This continuous back-and-forth communication between the brain and body during the race comes with another interesting feature: trial and error. This is due to the brain’s periods of “uncertainty” where it must make a particular physiological adjustment during a race, then wait to gauge the result. For instance, if, during mile seven the brain determines that the blood sugar levels are dropping too low, some physical adjustments are made—perhaps reducing muscle contraction to conserve sugar, which slows the pace, or converting more glycogen to glucose. Then the brain may have to wait again to see if these changes improved blood sugar; if not, it considers what other changes may be necessary, such as further slowing or even stopping at the water station. But while the brain is preoccupied with such activities, all this compensation can take away from better performance by using up more energy, ultimately slowing one’s finishing time. Over the years, I have noticed that experienced athletes who are healthier physically, chemically, and mentally can maintain better pacing through a long event with less of the brain’s trial and error periods, which can also increase wear and tear, contribute to injury, and slow recovery.

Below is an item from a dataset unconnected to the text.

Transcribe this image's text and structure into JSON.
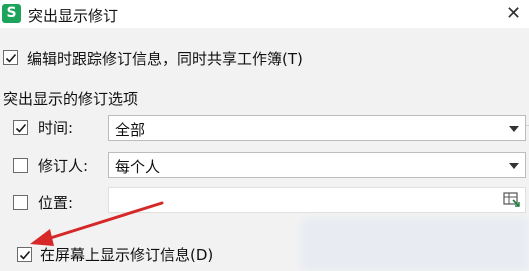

Stay tuned for more excerpts from “The Big Book of Endurance Training and Racing” by Dr. Phil Maffetone